It is difficult to find a solitary place when you are the guest on a television program. A few weeks ago I was in Canada and appeared on “100 Huntley Street” to discuss my book, “No Mercy.” As is my custom, after they had applied my makeup and guided me to the Green Room to await the start of the program, I slipped out to find a solitary place to discuss things with Father.
Television is a heady media. Unlike radio, it is visual and about appearance. Walking down the halls of Crossroads Television Network with makeup all over me is a dead giveaway that I’m “a personality.”
I was polite and I smiled and I greeted people, but I needed a quiet place to consult with my Father.

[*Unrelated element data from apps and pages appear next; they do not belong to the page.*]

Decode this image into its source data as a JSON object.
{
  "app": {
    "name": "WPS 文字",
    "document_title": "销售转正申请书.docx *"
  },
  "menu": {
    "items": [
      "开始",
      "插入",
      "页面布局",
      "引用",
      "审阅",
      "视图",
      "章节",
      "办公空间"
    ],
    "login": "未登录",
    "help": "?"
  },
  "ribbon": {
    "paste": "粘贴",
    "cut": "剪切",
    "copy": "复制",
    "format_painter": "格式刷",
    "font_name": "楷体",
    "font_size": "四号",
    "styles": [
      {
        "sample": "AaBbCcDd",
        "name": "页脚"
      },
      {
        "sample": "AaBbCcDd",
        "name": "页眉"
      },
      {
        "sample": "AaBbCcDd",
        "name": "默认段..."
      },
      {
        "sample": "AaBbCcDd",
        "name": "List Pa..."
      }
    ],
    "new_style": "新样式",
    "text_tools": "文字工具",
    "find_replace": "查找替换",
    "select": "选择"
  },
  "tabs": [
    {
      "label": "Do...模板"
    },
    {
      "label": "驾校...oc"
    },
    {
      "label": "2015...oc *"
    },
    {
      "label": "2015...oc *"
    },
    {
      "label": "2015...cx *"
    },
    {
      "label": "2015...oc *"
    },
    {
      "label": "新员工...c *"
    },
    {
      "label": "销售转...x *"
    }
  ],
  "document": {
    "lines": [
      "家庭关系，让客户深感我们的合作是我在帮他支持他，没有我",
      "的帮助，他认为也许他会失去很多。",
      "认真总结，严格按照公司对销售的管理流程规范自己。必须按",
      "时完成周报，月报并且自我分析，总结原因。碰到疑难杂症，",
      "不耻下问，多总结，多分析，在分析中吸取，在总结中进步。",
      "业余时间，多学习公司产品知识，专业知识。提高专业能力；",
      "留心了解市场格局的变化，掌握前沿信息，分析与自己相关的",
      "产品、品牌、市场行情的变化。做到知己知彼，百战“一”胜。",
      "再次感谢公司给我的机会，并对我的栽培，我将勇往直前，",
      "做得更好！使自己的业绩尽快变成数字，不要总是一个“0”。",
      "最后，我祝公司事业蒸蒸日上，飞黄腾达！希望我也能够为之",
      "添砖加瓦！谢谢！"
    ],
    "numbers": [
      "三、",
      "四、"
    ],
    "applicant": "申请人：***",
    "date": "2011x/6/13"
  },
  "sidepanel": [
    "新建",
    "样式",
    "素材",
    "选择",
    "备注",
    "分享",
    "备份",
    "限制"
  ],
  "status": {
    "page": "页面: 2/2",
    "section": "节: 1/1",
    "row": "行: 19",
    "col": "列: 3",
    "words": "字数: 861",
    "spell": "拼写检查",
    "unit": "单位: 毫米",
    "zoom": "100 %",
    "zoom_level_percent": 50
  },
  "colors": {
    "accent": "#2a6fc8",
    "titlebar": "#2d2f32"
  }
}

The more I walked, the more my morning coffee guided me. At first I viewed my necessary pit stop as an interruption in my quest, but when I entered the Men’s Room I remembered: Bathrooms in television studios are abnormal. Unlike the airport or a restaurant, the bathrooms in a television studio contain dressing rooms and showers. I had found my quiet place.
I sat down in the chair between the sink and the commode, rested my elbow on the sink to my right and my arm on the grab bar to my left, and as is my custom I asked Father while enveloped in solitude if He had any guidance for me before I “went live.”
I discovered some years ago to seize the isolation of my hotel room, my truck, and my house to my advantage. The cue that reminds me to capture my last moments of quiet is the door knob/handle.
Before I touch the handle to leave, in this case, the Men’s Room, I ask, “Father, do you have any final words for me before I leave this solitary place?” And then, I wait until He has had time to reply or is finished speaking to my heart and mind.
Once our conversation is complete, I check my fly one last time—that is a critically important step if you are on stage or platform—grab the door knob, and step out to face whatever comes my way.
Inside the labyrinthine hallways of Crossroads Television, buried down a half-hall from an unused makeup room, behind the door marked “Men,” and shielded behind a swinging door affording the privacy of a loo, I consulted with Father in my makeshift prayer closet before going on stage. Then I checked my fly—and then, and only then, did I touch the handle to the door.
But whether speaking on camera to what they told me was an audience of a million, or getting out of the truck to visit my Dad in the care facility, a door knob/handle/latch is my reminder to pause in the quiet and follow the lead of my Older Brother who leveraged solitude to His advantage. In fact, He frequently retreated to secluded places to visit with His Father.
As Paul Harvey used to say, “Now, you know, the rest of the story.”
So, as you watch this clip of the interview, and consider the headiness of being “on camera,” consider where my morning started.
The fundamental, life-skill of solitude is essential to our wellbeing. For Hank, the main character in "No Mercy," it starts with his morning stretches.
For me, it starts with a door knob.